Jump to content

In Flanders Fields


Recommended Posts

Hi Everyone!! :)

Many say that the Second World War officially began when Germany invaded Poland on September 1st, 1939. But the madness began well before then. Adolf Hitler became Germany's 'Chancellor' [leader] on January 30th, 1933. By the time the war ended - 6 years later [in 1945] 55,000,000 lives were lost.

Young men [for the most part] full of promise - filled with dreams - had their lives cut short all because of the insanity of man.

It is - in my humble opinion - not only shameful to forget the sacrifices made by those who came before us - but a disgrace. We must never forget what OTHERS have gone through [in ALL wars] in order to afford all of US the relatively peaceful existence we often take for granted.

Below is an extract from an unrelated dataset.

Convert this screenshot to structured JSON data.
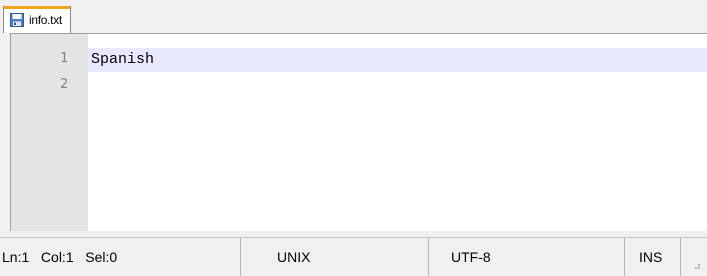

November 11th is 'Remembrance Day' in Canada and 'Veterans Day' in the United States. [if this day is recognized in other countries - please let me know] All Canadians AND American's should make SURE that they pay their respects by BUYING and WEARING a poppy. November 11th was the day chosen to remember [although we should 'remember' EVERY day] because it was the END of the FIRST World War. [which ended on November 11th, 1918]

In Flanders Field

In Flanders fields the poppies blow

Between the crosses, row on row,

That mark our place; and in the sky

The larks, still bravely singing, fly

Scarce heard amid the guns below.

We are the Dead. Short days ago

We lived, felt dawn, saw sunset glow,

Loved, and were loved, and now we lie

In Flanders fields.

Take up our quarrel with the foe:

To you from failing hands we throw

The torch; be yours to hold it high.

If ye break faith with us who die

We shall not sleep, though poppies grow

In Flanders fields.

The Second World War


Veterans Affairs Canada


Veterans Day - United States


The history of the 'In Flanders Fields' poem


Be nice to the old folks. Be respectful. Be thankful. And always remember.

Craig!! :)

Link to comment
Share on other sites

The tradition of wearing poppies on what was formerly called Armistice Day in the U.S. seems to have mostly died out in the central U.S. I remember the tradition well during my childhood in the 1950's when many World War I veterans were alive and active in the small community where I grew up. Poppies were always sold (but mainly given away) by veterans groups on the streets on November 11th.

It is always very nice to hear from our Canadian friends.


U.S. Army 1971-72

(family from Chatham Ontario)

Link to comment
Share on other sites

Join the conversation

You can post now and register later. If you have an account, sign in now to post with your account.

Reply to this topic...

×   Pasted as rich text.   Paste as plain text instead

  Only 75 emoji are allowed.

×   Your link has been automatically embedded.   Display as a link instead

×   Your previous content has been restored.   Clear editor

×   You cannot paste images directly. Upload or insert images from URL.

  • Create New...